The scandal over the Morimoto Gakuen school operator, which compromised the foundations of democracy, should not be dismissed and forgotten as something of the past.

The truth still remains hidden in the shadows. 

The Osaka District Court has dismissed a compensation claim by the widow of Toshio Akagi, a Finance Ministry employee who killed himself in 2018 after being ordered to falsify official documents.

Akagi, who was 54, worked at the ministry’s Kinki Local Finance Bureau. His widow, Masako, demanded damages from Nobuhisa Sagawa, then director-general of the ministry’s Financial Bureau.

A probe by the Finance Ministry said Sagawa “set the overall direction for the falsifications.”

Masako sued the government and Sagawa in 2020, hoping, in her words, to “know the truth.”

But the government abruptly made a cognovit, or acknowledged the plaintiff’s entire claim, late last year, ending the court proceedings before any substantial hearings took place.

We cannot but feel anger again at the government’s stance. The government dashed opportunities for examination of witnesses involved in the case and also refused to exercise the legally stipulated right to demand compensation from Sagawa.

The court on Nov. 25 rejected Masako’s claim by citing a Supreme Court precedent saying that the liability to pay damages for illegal acts committed by national public servants as part of their duties falls on the government but not on individual public servants.

However, a viable legal theory says that norm need not be applied to provide protection for public servants in serious cases that could amount to intentional abuse of authority.

The falsifications of official documents were started on Sagawa’s initiative after former Prime Minister Shinzo Abe told the Diet in 2017 that he would “step down both as prime minister and as lawmaker” if he or his wife, Akie, were ever involved in the case.

During the trial procedures, Masako appeared in court in person after Abe died in July. She argued that Akie and Sagawa should come forward to reveal what occurred. 

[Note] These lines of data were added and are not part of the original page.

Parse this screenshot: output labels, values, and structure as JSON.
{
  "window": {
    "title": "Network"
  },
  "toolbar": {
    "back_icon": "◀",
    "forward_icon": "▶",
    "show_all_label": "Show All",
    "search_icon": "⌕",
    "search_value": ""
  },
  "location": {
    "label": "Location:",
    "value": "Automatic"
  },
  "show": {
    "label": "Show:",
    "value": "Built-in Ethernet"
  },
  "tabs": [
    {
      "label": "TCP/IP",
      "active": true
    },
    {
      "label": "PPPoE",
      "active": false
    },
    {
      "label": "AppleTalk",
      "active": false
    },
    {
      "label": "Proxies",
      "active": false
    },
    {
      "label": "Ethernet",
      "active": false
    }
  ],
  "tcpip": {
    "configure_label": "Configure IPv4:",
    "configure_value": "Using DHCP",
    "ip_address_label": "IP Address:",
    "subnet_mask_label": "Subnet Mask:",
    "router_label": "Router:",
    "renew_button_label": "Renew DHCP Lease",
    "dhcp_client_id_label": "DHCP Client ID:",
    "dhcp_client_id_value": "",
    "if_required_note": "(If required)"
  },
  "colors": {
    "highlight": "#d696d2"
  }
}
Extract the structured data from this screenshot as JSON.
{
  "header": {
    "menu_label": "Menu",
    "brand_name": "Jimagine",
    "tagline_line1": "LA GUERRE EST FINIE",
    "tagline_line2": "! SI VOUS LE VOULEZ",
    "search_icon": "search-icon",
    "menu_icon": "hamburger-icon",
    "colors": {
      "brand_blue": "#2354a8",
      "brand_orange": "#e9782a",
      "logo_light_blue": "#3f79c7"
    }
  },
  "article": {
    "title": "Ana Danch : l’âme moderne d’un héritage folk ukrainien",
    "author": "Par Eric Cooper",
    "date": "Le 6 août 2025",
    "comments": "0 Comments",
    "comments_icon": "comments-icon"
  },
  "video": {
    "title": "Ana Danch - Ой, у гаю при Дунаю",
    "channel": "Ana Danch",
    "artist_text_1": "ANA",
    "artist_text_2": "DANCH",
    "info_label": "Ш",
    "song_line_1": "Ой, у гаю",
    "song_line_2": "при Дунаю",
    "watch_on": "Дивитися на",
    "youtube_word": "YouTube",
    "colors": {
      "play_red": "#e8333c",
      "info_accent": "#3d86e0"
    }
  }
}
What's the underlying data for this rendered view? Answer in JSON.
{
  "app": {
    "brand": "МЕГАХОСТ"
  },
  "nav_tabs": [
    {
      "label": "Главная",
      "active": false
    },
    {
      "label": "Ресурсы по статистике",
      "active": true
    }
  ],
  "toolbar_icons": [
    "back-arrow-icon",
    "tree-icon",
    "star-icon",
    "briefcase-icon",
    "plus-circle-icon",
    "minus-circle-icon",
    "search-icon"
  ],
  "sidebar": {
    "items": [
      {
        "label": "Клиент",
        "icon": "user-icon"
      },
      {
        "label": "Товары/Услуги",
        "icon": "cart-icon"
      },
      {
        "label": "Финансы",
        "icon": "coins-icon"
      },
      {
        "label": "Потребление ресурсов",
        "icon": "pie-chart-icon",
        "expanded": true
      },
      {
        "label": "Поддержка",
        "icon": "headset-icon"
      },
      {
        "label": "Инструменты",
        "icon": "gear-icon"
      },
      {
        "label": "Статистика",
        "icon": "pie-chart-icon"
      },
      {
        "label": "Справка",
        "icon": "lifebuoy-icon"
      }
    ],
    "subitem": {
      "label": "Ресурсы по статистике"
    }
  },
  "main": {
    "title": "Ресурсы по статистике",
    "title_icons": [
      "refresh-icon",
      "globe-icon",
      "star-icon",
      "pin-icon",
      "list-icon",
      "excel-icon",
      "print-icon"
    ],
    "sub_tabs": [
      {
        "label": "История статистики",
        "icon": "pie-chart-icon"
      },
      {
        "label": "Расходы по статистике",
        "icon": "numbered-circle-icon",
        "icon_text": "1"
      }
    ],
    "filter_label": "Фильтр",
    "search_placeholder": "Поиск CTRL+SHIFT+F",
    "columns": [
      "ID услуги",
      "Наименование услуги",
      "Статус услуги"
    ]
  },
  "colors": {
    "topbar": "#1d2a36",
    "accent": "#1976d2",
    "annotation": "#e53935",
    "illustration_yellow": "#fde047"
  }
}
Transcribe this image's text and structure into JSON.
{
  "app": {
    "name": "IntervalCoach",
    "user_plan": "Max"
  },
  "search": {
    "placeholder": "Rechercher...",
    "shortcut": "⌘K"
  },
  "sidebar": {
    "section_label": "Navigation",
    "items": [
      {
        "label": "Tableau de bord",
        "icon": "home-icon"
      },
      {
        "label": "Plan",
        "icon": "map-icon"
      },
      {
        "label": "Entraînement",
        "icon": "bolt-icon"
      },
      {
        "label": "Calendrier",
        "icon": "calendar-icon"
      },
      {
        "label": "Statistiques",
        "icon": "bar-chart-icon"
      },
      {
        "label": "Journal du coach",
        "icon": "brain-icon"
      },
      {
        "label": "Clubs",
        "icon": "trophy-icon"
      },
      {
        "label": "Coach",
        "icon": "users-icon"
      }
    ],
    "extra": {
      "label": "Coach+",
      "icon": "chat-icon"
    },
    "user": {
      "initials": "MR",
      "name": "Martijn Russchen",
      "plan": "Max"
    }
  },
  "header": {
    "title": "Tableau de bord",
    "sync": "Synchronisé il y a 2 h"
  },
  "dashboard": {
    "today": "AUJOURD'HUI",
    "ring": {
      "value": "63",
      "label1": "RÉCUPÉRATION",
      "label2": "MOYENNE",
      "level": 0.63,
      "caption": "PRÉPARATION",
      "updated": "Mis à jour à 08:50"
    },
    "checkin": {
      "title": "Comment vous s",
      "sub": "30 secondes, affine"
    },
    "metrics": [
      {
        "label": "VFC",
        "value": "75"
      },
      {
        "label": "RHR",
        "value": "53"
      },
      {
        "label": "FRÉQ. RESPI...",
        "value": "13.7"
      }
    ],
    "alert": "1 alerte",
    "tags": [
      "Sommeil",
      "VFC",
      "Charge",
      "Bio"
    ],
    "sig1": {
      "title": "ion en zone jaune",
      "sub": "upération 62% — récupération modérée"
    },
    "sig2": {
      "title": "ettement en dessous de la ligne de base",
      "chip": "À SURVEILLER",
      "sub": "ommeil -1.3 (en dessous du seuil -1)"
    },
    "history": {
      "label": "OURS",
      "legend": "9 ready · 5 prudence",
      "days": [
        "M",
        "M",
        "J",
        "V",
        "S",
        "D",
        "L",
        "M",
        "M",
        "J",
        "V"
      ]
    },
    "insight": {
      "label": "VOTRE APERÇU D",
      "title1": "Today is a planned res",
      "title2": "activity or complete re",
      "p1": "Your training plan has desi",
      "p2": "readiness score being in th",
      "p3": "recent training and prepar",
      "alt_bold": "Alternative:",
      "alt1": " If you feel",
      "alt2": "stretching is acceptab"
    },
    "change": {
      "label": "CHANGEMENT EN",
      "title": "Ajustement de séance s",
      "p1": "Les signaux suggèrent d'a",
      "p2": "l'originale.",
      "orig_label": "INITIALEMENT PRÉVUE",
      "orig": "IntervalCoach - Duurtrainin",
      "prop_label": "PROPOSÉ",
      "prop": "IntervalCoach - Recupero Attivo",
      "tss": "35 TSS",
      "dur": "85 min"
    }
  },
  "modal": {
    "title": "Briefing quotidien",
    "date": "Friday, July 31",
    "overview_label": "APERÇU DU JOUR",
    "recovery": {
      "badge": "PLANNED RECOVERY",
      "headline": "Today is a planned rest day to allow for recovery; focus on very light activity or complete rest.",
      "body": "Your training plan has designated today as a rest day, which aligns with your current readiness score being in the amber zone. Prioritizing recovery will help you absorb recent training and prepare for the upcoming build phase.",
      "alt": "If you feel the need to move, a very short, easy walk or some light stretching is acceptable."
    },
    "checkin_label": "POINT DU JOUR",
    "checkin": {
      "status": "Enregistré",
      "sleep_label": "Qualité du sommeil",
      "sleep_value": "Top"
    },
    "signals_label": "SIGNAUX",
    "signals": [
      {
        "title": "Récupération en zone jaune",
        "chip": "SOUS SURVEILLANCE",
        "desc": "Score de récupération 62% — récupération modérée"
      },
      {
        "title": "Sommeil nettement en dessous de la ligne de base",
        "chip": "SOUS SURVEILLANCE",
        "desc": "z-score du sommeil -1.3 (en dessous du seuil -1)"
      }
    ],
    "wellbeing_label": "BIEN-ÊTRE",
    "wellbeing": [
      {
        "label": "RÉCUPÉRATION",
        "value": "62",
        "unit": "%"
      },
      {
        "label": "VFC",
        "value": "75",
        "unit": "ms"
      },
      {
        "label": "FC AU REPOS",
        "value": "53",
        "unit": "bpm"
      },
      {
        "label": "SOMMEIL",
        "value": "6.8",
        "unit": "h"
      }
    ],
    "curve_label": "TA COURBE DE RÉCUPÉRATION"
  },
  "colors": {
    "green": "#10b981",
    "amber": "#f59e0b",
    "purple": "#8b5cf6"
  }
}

Akie was honorary principal of an elementary school that was to be opened by Moritomo Gakuen, which had acquired a state-owned plot of land at a discount of more than 800 million yen ($5.76 million) from the appraised value.

Sagawa cited fear of criminal prosecution in refusing to testify before the Diet when he was summoned as a sworn witness. He has remained silent even after the Osaka District Public Prosecutors Office ended its investigation into the matter.

With no prospect in sight that the case will ever be elucidated in court, the administration of Prime Minister Fumio Kishida and the Diet have a duty to respond to Masako’s plea.

During a Diet session on Nov. 25, Finance Minister Shunichi Suzuki declined to comment on the court decision, saying the government is not party to the case.

In responding to a question later in the session, Kishida only said, “I continued to instruct concerned parties, including the Finance Ministry, to do everything to fulfill their accountability.”

When he was pursuing the post of prime minister, Kishida maintained that “public trust, which is the foundation of politics, has fallen apart, bringing Japan’s democracy into a crisis.”

We are left to wonder where his original commitment to reform has gone.

In the Moritomo case, official documents were boldly rigged and scrapped, and false responses were repeatedly given in the Diet over the scandal.

That seriously hurt functions for the oversight of administration. The Diet, which represents the public, has a duty to try to reinstate those functions through fact-finding efforts.

The administration and the Diet should keep in mind that Masako’s repeated plea that she wants to know the truth is shared by many members of the public.

--The Asahi Shimbun, Nov. 26